THE PROBLEM. Reproduce every record below exactly, with the pictures left out.
(MATERIAL PROVIDED Opens)
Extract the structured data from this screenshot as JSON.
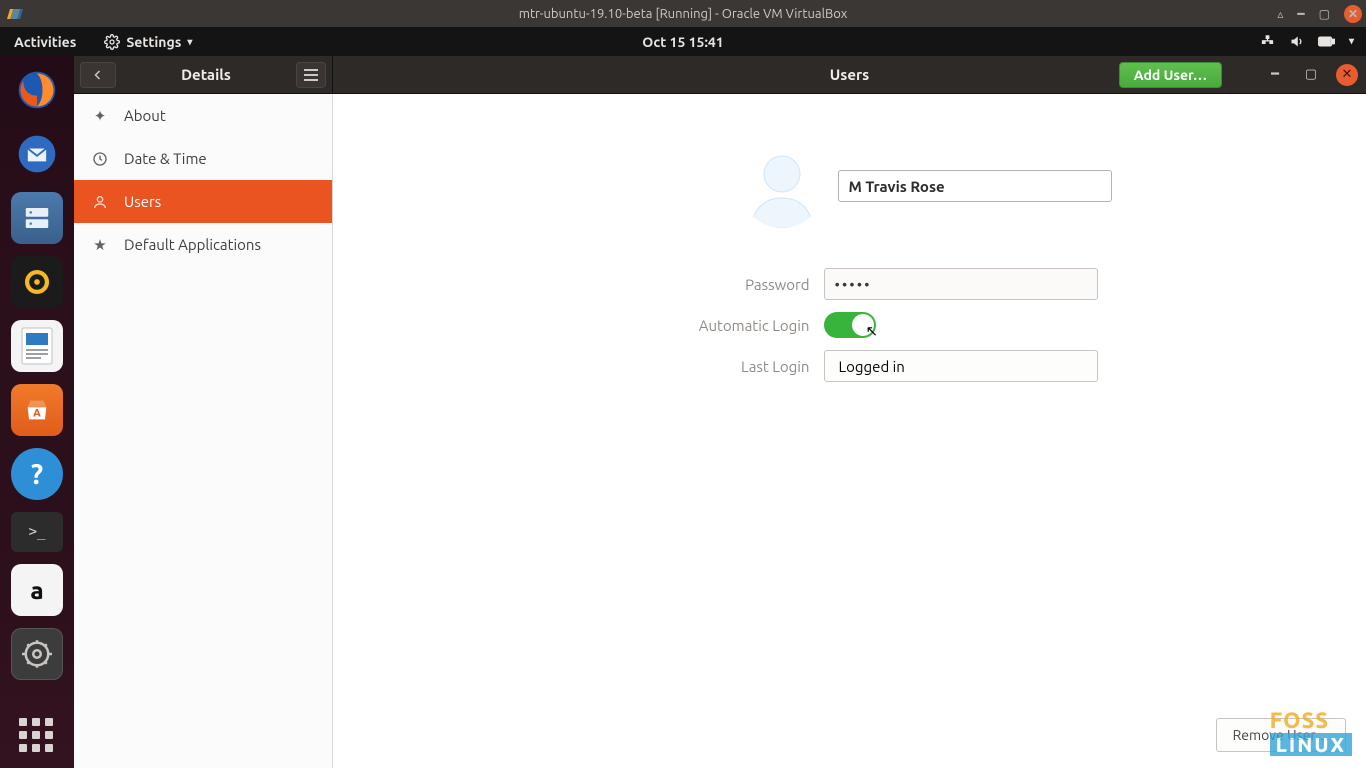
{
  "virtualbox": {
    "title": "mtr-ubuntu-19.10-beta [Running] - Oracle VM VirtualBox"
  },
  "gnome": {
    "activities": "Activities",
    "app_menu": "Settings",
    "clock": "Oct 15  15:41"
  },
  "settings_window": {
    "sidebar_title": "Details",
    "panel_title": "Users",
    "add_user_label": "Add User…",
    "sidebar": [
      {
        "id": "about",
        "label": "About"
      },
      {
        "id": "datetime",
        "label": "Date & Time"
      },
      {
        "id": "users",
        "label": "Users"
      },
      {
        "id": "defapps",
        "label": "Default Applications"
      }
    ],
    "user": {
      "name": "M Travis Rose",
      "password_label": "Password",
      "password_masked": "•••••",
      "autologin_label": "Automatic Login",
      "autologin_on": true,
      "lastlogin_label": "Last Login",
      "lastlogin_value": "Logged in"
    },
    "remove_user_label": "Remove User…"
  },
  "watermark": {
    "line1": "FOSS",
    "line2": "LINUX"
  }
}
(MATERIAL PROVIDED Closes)
ANSWER FOR THE TASK.
Extract the structured data from this screenshot as JSON.
{
  "virtualbox": {
    "title": "mtr-ubuntu-19.10-beta [Running] - Oracle VM VirtualBox"
  },
  "gnome": {
    "activities": "Activities",
    "app_menu": "Settings",
    "clock": "Oct 15  15:41"
  },
  "settings_window": {
    "sidebar_title": "Details",
    "panel_title": "Users",
    "add_user_label": "Add User…",
    "sidebar": [
      {
        "id": "about",
        "label": "About"
      },
      {
        "id": "datetime",
        "label": "Date & Time"
      },
      {
        "id": "users",
        "label": "Users"
      },
      {
        "id": "defapps",
        "label": "Default Applications"
      }
    ],
    "user": {
      "name": "M Travis Rose",
      "password_label": "Password",
      "password_masked": "•••••",
      "autologin_label": "Automatic Login",
      "autologin_on": true,
      "lastlogin_label": "Last Login",
      "lastlogin_value": "Logged in"
    },
    "remove_user_label": "Remove User…"
  },
  "watermark": {
    "line1": "FOSS",
    "line2": "LINUX"
  }
}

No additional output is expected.